A former investigator for the British Columbia Lottery Corp (BCLC) was warned off questioning high rollers at the River Rock Casino in Richmond, Metro Vancouver, by his superiors in 2012.
Steven Beeksma told the Commission of Inquiry into Money Laundering in BC Monday that his boss had told him to “cut that sh*t out” five years before River Rock was revealed to have been a hotbed of money laundering.
The inquiry aims to establish how the province’s casinos were turned into a “laundromat for organized crime” in the words of a report into the issue commissioned in 2017 by BC AG David Eby.
On assuming office that year, Eby discovered that prior reports highlighting BC’s casino money laundering problem had been ignored or even suppressed by the previous provincial government.
According to Beeksma, huge amounts of cash began flowing into the province’s casino around 2010. While a VIP buy-in circa 2005 might have been CA$20,000 (US$15,000), now it was CA$800,000 (US$606,000) or more, Beeksma said. It was common to see patrons carrying cash stuffed in bags, usually organized into $10,000 stacks of $20 bills, he added.
Players could then gamble for a short time before cashing out their chips in $100 bills, a process known as “refining.” The higher denomination bills would receive less scrutiny when deposited in a bank.

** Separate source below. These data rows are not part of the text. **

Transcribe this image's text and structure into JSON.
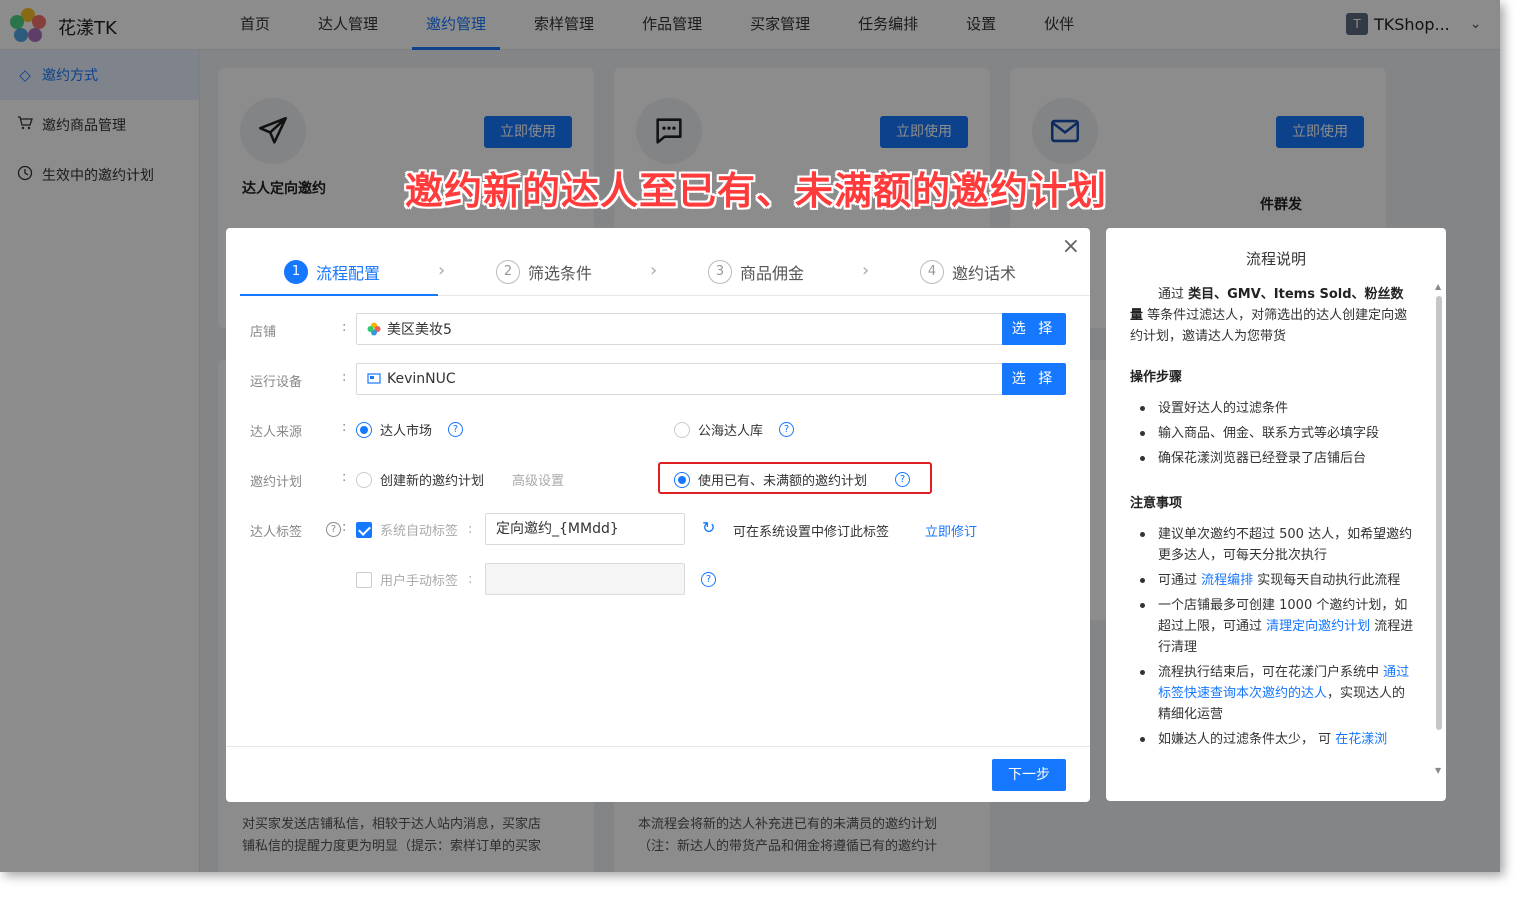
{
  "app": {
    "brand": "花漾TK"
  },
  "nav": [
    "首页",
    "达人管理",
    "邀约管理",
    "索样管理",
    "作品管理",
    "买家管理",
    "任务编排",
    "设置",
    "伙伴"
  ],
  "user": {
    "avatar": "T",
    "name": "TKShop..."
  },
  "sidebar": [
    {
      "label": "邀约方式",
      "icon": "diamond-icon"
    },
    {
      "label": "邀约商品管理",
      "icon": "cart-icon"
    },
    {
      "label": "生效中的邀约计划",
      "icon": "clock-icon"
    }
  ],
  "cards": {
    "use_label": "立即使用",
    "card1_title": "达人定向邀约",
    "card3_title": "件群发",
    "desc1_line1": "对买家发送店铺私信，相较于达人站内消息，买家店",
    "desc1_line2": "铺私信的提醒力度更为明显（提示：索样订单的买家",
    "desc2_line1": "本流程会将新的达人补充进已有的未满员的邀约计划",
    "desc2_line2": "（注：新达人的带货产品和佣金将遵循已有的邀约计"
  },
  "banner": "邀约新的达人至已有、未满额的邀约计划",
  "dialog": {
    "steps": [
      {
        "num": "1",
        "label": "流程配置"
      },
      {
        "num": "2",
        "label": "筛选条件"
      },
      {
        "num": "3",
        "label": "商品佣金"
      },
      {
        "num": "4",
        "label": "邀约话术"
      }
    ],
    "store": {
      "label": "店铺",
      "value": "美区美妆5",
      "button": "选 择"
    },
    "device": {
      "label": "运行设备",
      "value": "KevinNUC",
      "button": "选 择"
    },
    "source": {
      "label": "达人来源",
      "opt1": "达人市场",
      "opt2": "公海达人库"
    },
    "plan": {
      "label": "邀约计划",
      "opt1": "创建新的邀约计划",
      "advanced": "高级设置",
      "opt2": "使用已有、未满额的邀约计划"
    },
    "tags": {
      "label": "达人标签",
      "auto_label": "系统自动标签",
      "auto_value": "定向邀约_{MMdd}",
      "hint": "可在系统设置中修订此标签",
      "fix_link": "立即修订",
      "manual_label": "用户手动标签"
    },
    "next": "下一步"
  },
  "help": {
    "title": "流程说明",
    "intro_pre": "通过 ",
    "intro_bold": "类目、GMV、Items Sold、粉丝数量",
    "intro_post": " 等条件过滤达人，对筛选出的达人创建定向邀约计划，邀请达人为您带货",
    "steps_title": "操作步骤",
    "steps": [
      "设置好达人的过滤条件",
      "输入商品、佣金、联系方式等必填字段",
      "确保花漾浏览器已经登录了店铺后台"
    ],
    "notes_title": "注意事项",
    "note1": "建议单次邀约不超过 500 达人，如希望邀约更多达人，可每天分批次执行",
    "note2_pre": "可通过 ",
    "note2_link": "流程编排",
    "note2_post": " 实现每天自动执行此流程",
    "note3_pre": "一个店铺最多可创建 1000 个邀约计划，如超过上限，可通过 ",
    "note3_link": "清理定向邀约计划",
    "note3_post": " 流程进行清理",
    "note4_pre": "流程执行结束后，可在花漾门户系统中 ",
    "note4_link": "通过标签快速查询本次邀约的达人",
    "note4_post": "，实现达人的精细化运营",
    "note5_pre": "如嫌达人的过滤条件太少， 可 ",
    "note5_link": "在花漾浏"
  },
  "colors": {
    "accent": "#1677ff",
    "highlight": "#e02020",
    "banner": "#ff3b3b"
  }
}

Beeksma said he considered the existence of the $20 bills highly suspicious, since it was very unlikely they would be issued by a bank.
We had concerns about the cash’s origins for sure,” he said. “The concern would be proceeds of crime. But with limited information available to us, it was more of an assumption at that time.”
But Beeksma also noted that casinos were not required to inquire about the source of a customer’s funds until new regulations were implemented in 2015.
Up until then, River Rock had fulfilled its regulatory obligations – to report large or suspicious cash transactions. It was up to gaming regulators, law enforcement, and Canada’s financial intelligence agency, FINTRAC, to follow them up.
Regulators believe about CA$1.7 billion (US$1.3 billion) flowed through high-roller accounts linked to the province’s casinos, much of it directed by Chinese-run underground banks with links to the drugs trade.
Even more — an estimated CA$5 billion (US$3.8 billion) per year — was being washed through Vancouver’s property market. So rife was the problem that the BC government recently said it had warped the province’s economy.
In November 2018, the prosecution of two people suspected of orchestrating much of the money laundering at River Rock and elsewhere collapsed.
Defendants Jian Jun Zhu and his wife Caixuan Qin ran a company in Richmond called Silver International. Investigators claim it was a front for an underground bank that washed about CA$250 million (US$189 million) a year.
The case was stayed after the name of a secret police informant was inadvertently revealed by prosecutors during a standard evidence disclosure. It was determined that continuing with the case would place the informant at a “high risk of death.”
Last month, Jian was shot dead by an unknown assailant while dining at a restaurant in Richmond.